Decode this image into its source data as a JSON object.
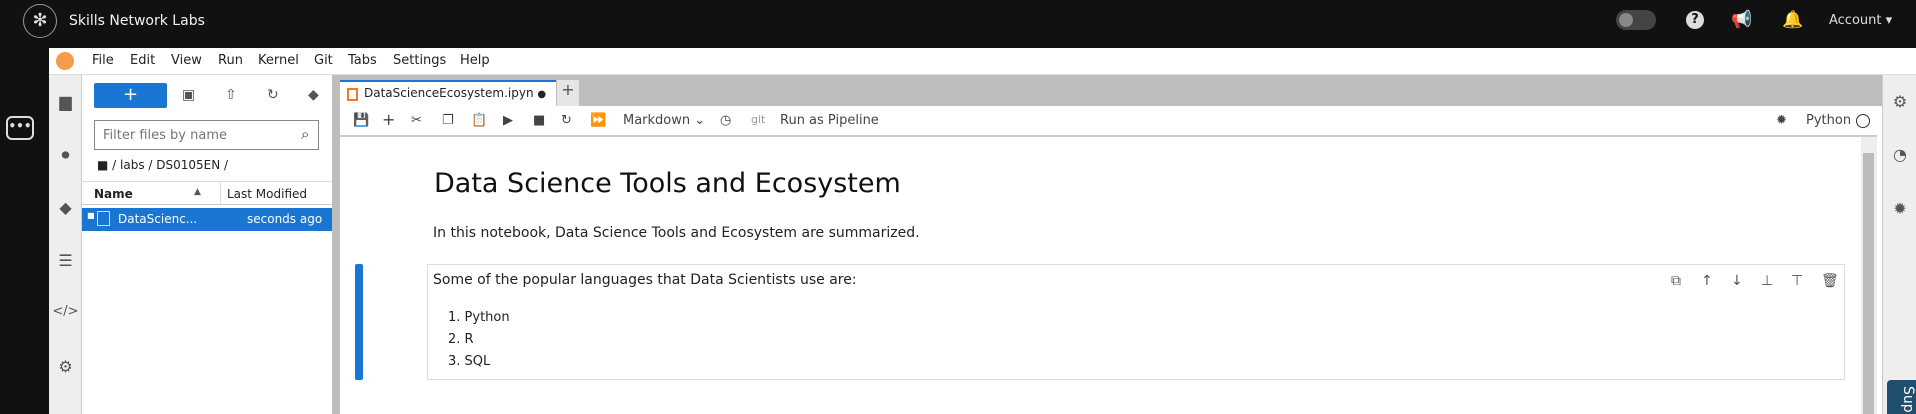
{
  "header": {
    "brand": "Skills Network Labs",
    "account": "Account",
    "icons": [
      "moon-icon",
      "help-icon",
      "megaphone-icon",
      "bell-icon"
    ]
  },
  "menu": [
    "File",
    "Edit",
    "View",
    "Run",
    "Kernel",
    "Git",
    "Tabs",
    "Settings",
    "Help"
  ],
  "filebrowser": {
    "new_label": "+",
    "filter_placeholder": "Filter files by name",
    "breadcrumb": "/ labs / DS0105EN /",
    "col_name": "Name",
    "col_modified": "Last Modified",
    "files": [
      {
        "name": "DataScienc...",
        "modified": "seconds ago"
      }
    ]
  },
  "notebook": {
    "tab_title": "DataScienceEcosystem.ipyn",
    "cell_type": "Markdown",
    "git": "git",
    "pipeline": "Run as Pipeline",
    "kernel": "Python",
    "title": "Data Science Tools and Ecosystem",
    "intro": "In this notebook, Data Science Tools and Ecosystem are summarized.",
    "cell_text": "Some of the popular languages that Data Scientists use are:",
    "languages": [
      "1. Python",
      "2. R",
      "3. SQL"
    ]
  },
  "support_tab": "Sup",
  "colors": {
    "accent": "#1976d2",
    "topbar": "#111111"
  }
}
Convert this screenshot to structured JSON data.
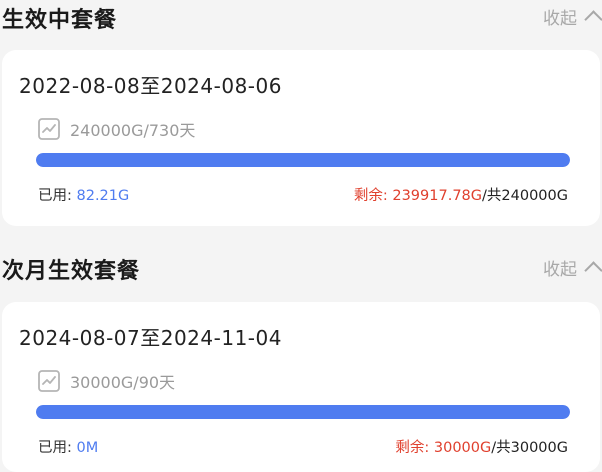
{
  "active": {
    "title": "生效中套餐",
    "collapse_label": "收起",
    "period": "2022-08-08至2024-08-06",
    "quota": "240000G/730天",
    "usage_fraction": 1.0,
    "used_label": "已用: ",
    "used_value": "82.21G",
    "remain_label": "剩余: 239917.78G",
    "total_label": "/共240000G",
    "colors": {
      "accent": "#4f7cf0",
      "danger": "#e0402e"
    }
  },
  "next": {
    "title": "次月生效套餐",
    "collapse_label": "收起",
    "period": "2024-08-07至2024-11-04",
    "quota": "30000G/90天",
    "usage_fraction": 1.0,
    "used_label": "已用: ",
    "used_value": "0M",
    "remain_label": "剩余: 30000G",
    "total_label": "/共30000G"
  }
}
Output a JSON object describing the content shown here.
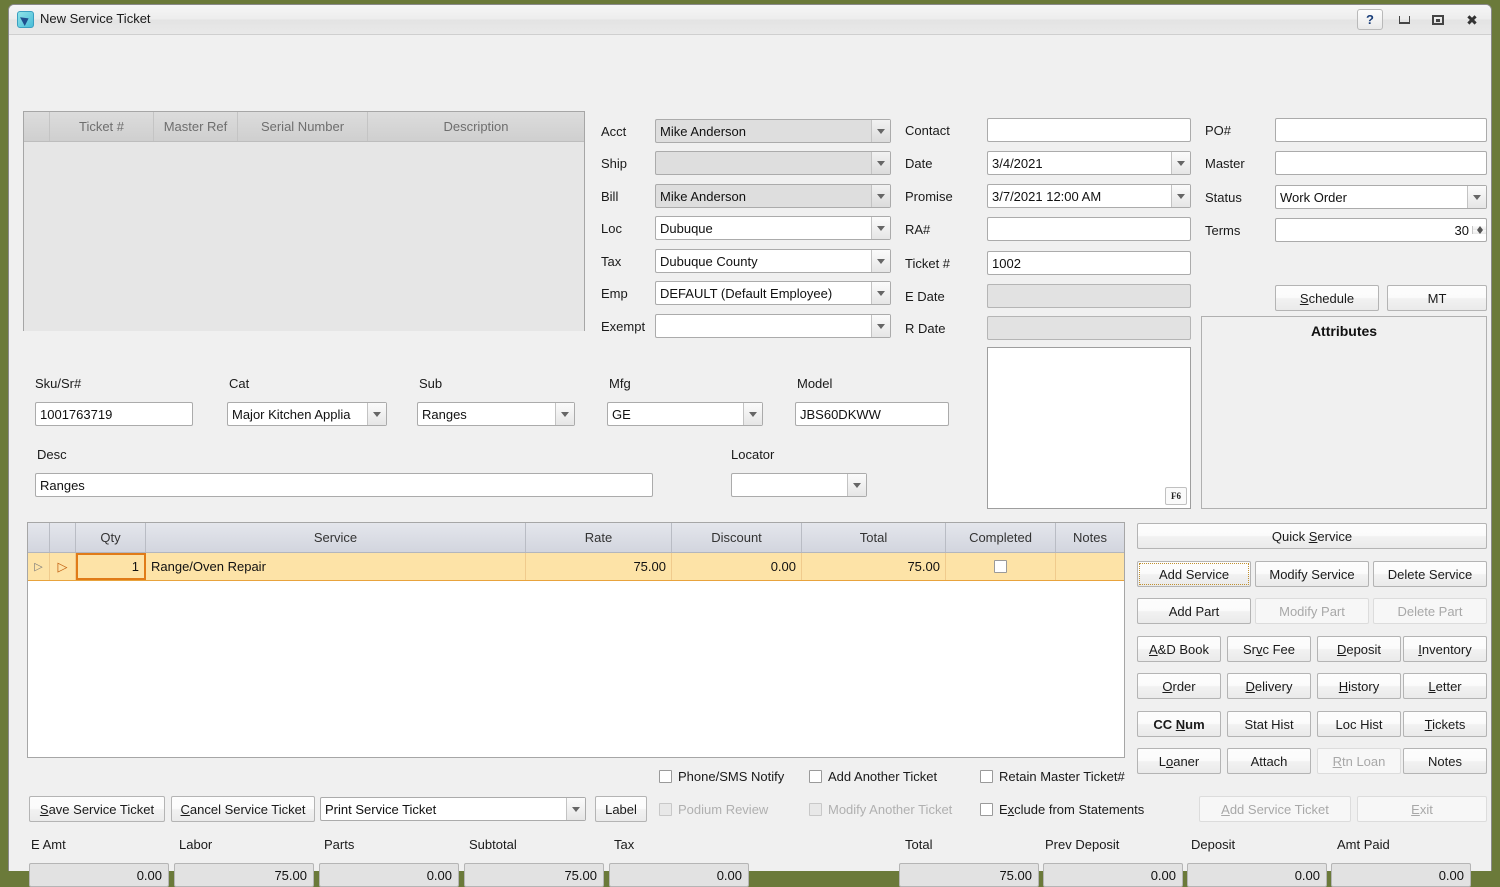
{
  "window": {
    "title": "New Service Ticket",
    "icon": "app-icon",
    "controls": {
      "help": "?",
      "minimize": "minimize",
      "maximize": "maximize",
      "close": "close"
    }
  },
  "ticket_grid": {
    "columns": [
      "",
      "Ticket #",
      "Master Ref",
      "Serial Number",
      "Description"
    ],
    "rows": []
  },
  "form": {
    "left": [
      {
        "label": "Acct",
        "value": "Mike Anderson",
        "type": "combo",
        "disabled": true
      },
      {
        "label": "Ship",
        "value": "",
        "type": "combo",
        "disabled": true
      },
      {
        "label": "Bill",
        "value": "Mike Anderson",
        "type": "combo",
        "disabled": true
      },
      {
        "label": "Loc",
        "value": "Dubuque",
        "type": "combo",
        "disabled": false
      },
      {
        "label": "Tax",
        "value": "Dubuque County",
        "type": "combo",
        "disabled": false
      },
      {
        "label": "Emp",
        "value": "DEFAULT (Default Employee)",
        "type": "combo",
        "disabled": false
      },
      {
        "label": "Exempt",
        "value": "",
        "type": "combo",
        "disabled": false
      }
    ],
    "middle": [
      {
        "label": "Contact",
        "value": "",
        "type": "text",
        "readonly": false
      },
      {
        "label": "Date",
        "value": "3/4/2021",
        "type": "combo",
        "readonly": false
      },
      {
        "label": "Promise",
        "value": "3/7/2021 12:00 AM",
        "type": "combo",
        "readonly": false
      },
      {
        "label": "RA#",
        "value": "",
        "type": "text",
        "readonly": false
      },
      {
        "label": "Ticket #",
        "value": "1002",
        "type": "text",
        "readonly": false
      },
      {
        "label": "E Date",
        "value": "",
        "type": "text",
        "readonly": true
      },
      {
        "label": "R Date",
        "value": "",
        "type": "text",
        "readonly": true
      }
    ],
    "right": [
      {
        "label": "PO#",
        "value": "",
        "type": "text"
      },
      {
        "label": "Master",
        "value": "",
        "type": "text"
      },
      {
        "label": "Status",
        "value": "Work Order",
        "type": "combo"
      },
      {
        "label": "Terms",
        "value": "30",
        "type": "spin"
      }
    ],
    "schedule_button": "Schedule",
    "schedule_accel": "S",
    "mt_button": "MT"
  },
  "attributes": {
    "title": "Attributes"
  },
  "notes_box": {
    "hotkey": "F6",
    "value": ""
  },
  "item": {
    "sku_label": "Sku/Sr#",
    "sku_value": "1001763719",
    "cat_label": "Cat",
    "cat_value": "Major Kitchen Applia",
    "sub_label": "Sub",
    "sub_value": "Ranges",
    "mfg_label": "Mfg",
    "mfg_value": "GE",
    "model_label": "Model",
    "model_value": "JBS60DKWW",
    "desc_label": "Desc",
    "desc_value": "Ranges",
    "locator_label": "Locator",
    "locator_value": ""
  },
  "service_grid": {
    "columns": [
      "",
      "",
      "Qty",
      "Service",
      "Rate",
      "Discount",
      "Total",
      "Completed",
      "Notes"
    ],
    "rows": [
      {
        "qty": "1",
        "service": "Range/Oven Repair",
        "rate": "75.00",
        "discount": "0.00",
        "total": "75.00",
        "completed": false,
        "notes": ""
      }
    ]
  },
  "action_buttons": {
    "quick_service": {
      "label": "Quick Service",
      "accel": "S",
      "disabled": false
    },
    "rows": [
      [
        {
          "label": "Add Service",
          "accel": "",
          "disabled": false,
          "focused": true
        },
        {
          "label": "Modify Service",
          "accel": "",
          "disabled": false
        },
        {
          "label": "Delete Service",
          "accel": "",
          "disabled": false
        }
      ],
      [
        {
          "label": "Add Part",
          "accel": "",
          "disabled": false
        },
        {
          "label": "Modify Part",
          "accel": "",
          "disabled": true
        },
        {
          "label": "Delete Part",
          "accel": "",
          "disabled": true
        }
      ]
    ],
    "grid": [
      [
        {
          "label": "A&D Book",
          "accel": "A",
          "disabled": false
        },
        {
          "label": "Srvc Fee",
          "accel": "v",
          "disabled": false
        },
        {
          "label": "Deposit",
          "accel": "D",
          "disabled": false
        },
        {
          "label": "Inventory",
          "accel": "I",
          "disabled": false
        }
      ],
      [
        {
          "label": "Order",
          "accel": "O",
          "disabled": false
        },
        {
          "label": "Delivery",
          "accel": "D",
          "disabled": false
        },
        {
          "label": "History",
          "accel": "H",
          "disabled": false
        },
        {
          "label": "Letter",
          "accel": "L",
          "disabled": false
        }
      ],
      [
        {
          "label": "CC Num",
          "accel": "N",
          "disabled": false,
          "bold": true
        },
        {
          "label": "Stat Hist",
          "accel": "",
          "disabled": false
        },
        {
          "label": "Loc Hist",
          "accel": "",
          "disabled": false
        },
        {
          "label": "Tickets",
          "accel": "T",
          "disabled": false
        }
      ],
      [
        {
          "label": "Loaner",
          "accel": "o",
          "disabled": false
        },
        {
          "label": "Attach",
          "accel": "",
          "disabled": false
        },
        {
          "label": "Rtn Loan",
          "accel": "R",
          "disabled": true
        },
        {
          "label": "Notes",
          "accel": "",
          "disabled": false
        }
      ]
    ]
  },
  "checkboxes": [
    {
      "label": "Phone/SMS Notify",
      "checked": false,
      "disabled": false
    },
    {
      "label": "Add Another Ticket",
      "checked": false,
      "disabled": false
    },
    {
      "label": "Retain Master Ticket#",
      "checked": false,
      "disabled": false
    },
    {
      "label": "Podium Review",
      "checked": false,
      "disabled": true
    },
    {
      "label": "Modify Another Ticket",
      "checked": false,
      "disabled": true
    },
    {
      "label": "Exclude from Statements",
      "checked": false,
      "disabled": false,
      "accel": "x"
    }
  ],
  "footer_buttons": {
    "save": {
      "label": "Save Service Ticket",
      "accel": "S"
    },
    "cancel": {
      "label": "Cancel Service Ticket",
      "accel": "C"
    },
    "print": {
      "label": "Print Service Ticket"
    },
    "label_btn": {
      "label": "Label"
    },
    "add_service_ticket": {
      "label": "Add Service Ticket",
      "accel": "A",
      "disabled": true
    },
    "exit": {
      "label": "Exit",
      "accel": "E",
      "disabled": true
    }
  },
  "totals": [
    {
      "label": "E Amt",
      "value": "0.00"
    },
    {
      "label": "Labor",
      "value": "75.00"
    },
    {
      "label": "Parts",
      "value": "0.00"
    },
    {
      "label": "Subtotal",
      "value": "75.00"
    },
    {
      "label": "Tax",
      "value": "0.00"
    },
    {
      "label": "Total",
      "value": "75.00"
    },
    {
      "label": "Prev Deposit",
      "value": "0.00"
    },
    {
      "label": "Deposit",
      "value": "0.00"
    },
    {
      "label": "Amt Paid",
      "value": "0.00"
    }
  ],
  "colors": {
    "row_highlight": "#fde3a7",
    "row_border": "#e8a33d",
    "window_bg": "#f0f0f0",
    "desktop": "#6b7a3a"
  }
}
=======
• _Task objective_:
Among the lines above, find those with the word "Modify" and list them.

• _Your response_:
          "label": "Modify Service",
          "label": "Modify Part",
      "label": "Modify Another Ticket",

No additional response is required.